Christian Holden’s anecdote of his visit to the 235 casino in Manchester proves he can relate. A man Holden had made acquaintance with at the casino asked him “So are you guys like Blink 182?”, “Close Enough” he responded, defeatedly. The man was invited to the show after he lost a bet, though ‘Texas’ Holden determined him a no-show. ‘You In This Light’ saw the A-string of Holden’s bass guitar snap, he carried on playing defiantly but the issue had to be addressed after the song. The first solution was a spare string which he quickly tried to tune until *snap*. Ayotte informed that “seeing a bass string snap is like seeing a unicorn, it doesn’t happen but when it does it’s glorious and beautiful”. The next solution came in the shape of Grotbags’ model 4000 Rickenbacker bass guitar, which then had no output throughout ‘Goodness pt. 2’, though they played on defiantly. Because of this, they promised to play a few more songs to which an audience member called out “play the last one but with more bass!” and a huge “Whaayy!” followed as Holden’s Fender is passed back to him on stage. ‘Dendron’ sung the finale of the evening.

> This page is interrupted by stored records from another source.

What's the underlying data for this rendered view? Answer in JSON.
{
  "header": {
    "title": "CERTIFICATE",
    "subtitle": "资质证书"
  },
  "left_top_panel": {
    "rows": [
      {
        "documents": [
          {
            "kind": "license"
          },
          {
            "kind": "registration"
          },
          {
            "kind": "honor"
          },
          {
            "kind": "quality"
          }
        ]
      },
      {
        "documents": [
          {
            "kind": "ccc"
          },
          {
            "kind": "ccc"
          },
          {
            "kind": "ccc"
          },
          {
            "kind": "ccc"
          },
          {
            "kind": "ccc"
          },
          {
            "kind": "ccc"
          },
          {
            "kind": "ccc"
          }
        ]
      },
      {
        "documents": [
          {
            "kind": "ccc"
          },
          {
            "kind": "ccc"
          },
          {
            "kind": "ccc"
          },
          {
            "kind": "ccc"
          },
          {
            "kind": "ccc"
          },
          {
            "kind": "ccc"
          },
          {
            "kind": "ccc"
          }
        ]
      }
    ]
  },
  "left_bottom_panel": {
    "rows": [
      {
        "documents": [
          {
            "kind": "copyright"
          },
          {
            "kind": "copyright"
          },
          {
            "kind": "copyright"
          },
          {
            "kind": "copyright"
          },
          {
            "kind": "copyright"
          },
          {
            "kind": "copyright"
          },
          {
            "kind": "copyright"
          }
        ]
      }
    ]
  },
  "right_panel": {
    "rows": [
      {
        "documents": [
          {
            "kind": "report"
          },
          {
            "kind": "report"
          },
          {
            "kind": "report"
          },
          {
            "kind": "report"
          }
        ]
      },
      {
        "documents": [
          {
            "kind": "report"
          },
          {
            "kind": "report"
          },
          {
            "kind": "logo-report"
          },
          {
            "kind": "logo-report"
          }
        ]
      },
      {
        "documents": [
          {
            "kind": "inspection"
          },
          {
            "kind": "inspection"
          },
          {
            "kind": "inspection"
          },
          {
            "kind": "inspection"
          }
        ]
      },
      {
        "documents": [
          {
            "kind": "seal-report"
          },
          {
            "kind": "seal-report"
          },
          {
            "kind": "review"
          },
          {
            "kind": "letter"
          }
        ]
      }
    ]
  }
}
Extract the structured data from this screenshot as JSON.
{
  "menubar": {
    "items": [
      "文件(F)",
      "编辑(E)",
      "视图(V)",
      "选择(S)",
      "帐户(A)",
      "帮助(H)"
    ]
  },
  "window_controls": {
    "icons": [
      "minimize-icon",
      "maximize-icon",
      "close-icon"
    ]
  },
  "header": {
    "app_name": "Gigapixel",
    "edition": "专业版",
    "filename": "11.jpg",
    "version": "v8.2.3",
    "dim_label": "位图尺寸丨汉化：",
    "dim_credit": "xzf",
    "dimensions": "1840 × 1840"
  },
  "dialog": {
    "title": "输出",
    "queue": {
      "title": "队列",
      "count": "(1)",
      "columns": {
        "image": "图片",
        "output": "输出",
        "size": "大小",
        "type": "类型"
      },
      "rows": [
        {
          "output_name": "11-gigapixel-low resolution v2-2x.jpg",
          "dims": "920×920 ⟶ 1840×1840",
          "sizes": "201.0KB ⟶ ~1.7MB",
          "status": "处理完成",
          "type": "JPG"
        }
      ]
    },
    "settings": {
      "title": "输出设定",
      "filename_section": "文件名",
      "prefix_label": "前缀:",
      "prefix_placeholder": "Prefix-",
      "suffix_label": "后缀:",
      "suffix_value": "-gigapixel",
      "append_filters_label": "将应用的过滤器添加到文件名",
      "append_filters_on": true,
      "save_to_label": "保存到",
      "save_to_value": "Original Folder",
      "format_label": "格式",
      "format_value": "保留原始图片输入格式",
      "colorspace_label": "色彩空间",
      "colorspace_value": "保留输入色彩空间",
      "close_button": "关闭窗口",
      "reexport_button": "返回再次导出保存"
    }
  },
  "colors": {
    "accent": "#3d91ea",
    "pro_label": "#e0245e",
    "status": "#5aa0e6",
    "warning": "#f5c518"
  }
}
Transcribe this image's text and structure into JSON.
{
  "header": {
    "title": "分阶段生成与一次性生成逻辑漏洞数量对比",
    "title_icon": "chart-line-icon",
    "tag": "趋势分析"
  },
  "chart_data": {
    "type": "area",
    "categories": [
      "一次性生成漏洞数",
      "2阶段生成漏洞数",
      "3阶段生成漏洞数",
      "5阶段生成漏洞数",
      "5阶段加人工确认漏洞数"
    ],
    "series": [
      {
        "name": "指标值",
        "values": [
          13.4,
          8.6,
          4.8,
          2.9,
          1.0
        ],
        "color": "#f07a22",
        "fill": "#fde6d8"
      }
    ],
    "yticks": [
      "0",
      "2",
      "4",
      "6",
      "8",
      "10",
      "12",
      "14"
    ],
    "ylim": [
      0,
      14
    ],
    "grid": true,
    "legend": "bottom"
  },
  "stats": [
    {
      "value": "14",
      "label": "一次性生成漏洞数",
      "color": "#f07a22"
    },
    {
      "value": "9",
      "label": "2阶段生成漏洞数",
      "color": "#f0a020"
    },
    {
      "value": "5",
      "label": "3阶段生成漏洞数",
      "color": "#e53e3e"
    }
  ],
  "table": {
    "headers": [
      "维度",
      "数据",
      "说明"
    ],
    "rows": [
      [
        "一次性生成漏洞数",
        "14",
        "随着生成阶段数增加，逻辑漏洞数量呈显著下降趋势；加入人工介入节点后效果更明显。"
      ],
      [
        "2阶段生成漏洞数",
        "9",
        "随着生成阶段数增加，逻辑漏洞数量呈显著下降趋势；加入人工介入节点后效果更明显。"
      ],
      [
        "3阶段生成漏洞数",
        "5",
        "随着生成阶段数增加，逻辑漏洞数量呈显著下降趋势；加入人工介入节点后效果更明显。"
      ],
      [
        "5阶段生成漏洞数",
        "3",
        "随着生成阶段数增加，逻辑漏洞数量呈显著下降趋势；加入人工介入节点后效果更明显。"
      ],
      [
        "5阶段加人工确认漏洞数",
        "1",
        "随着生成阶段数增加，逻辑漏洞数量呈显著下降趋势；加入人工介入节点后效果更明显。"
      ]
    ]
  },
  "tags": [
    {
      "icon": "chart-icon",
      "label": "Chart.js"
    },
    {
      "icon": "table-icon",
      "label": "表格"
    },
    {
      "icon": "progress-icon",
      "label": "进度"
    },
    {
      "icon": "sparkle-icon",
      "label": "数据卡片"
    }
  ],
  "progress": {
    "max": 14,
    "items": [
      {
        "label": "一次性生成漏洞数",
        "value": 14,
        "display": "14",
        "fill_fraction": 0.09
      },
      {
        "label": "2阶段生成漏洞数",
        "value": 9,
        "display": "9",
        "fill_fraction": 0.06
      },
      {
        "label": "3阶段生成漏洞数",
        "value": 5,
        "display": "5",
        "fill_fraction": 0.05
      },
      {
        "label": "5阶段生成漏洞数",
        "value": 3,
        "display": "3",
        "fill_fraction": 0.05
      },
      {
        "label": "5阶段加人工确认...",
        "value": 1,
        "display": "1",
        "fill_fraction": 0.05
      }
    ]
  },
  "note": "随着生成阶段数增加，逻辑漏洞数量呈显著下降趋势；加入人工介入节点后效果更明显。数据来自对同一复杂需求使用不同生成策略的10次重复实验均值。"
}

It was captivating – the fulfilment of belonging to such a warm community of music.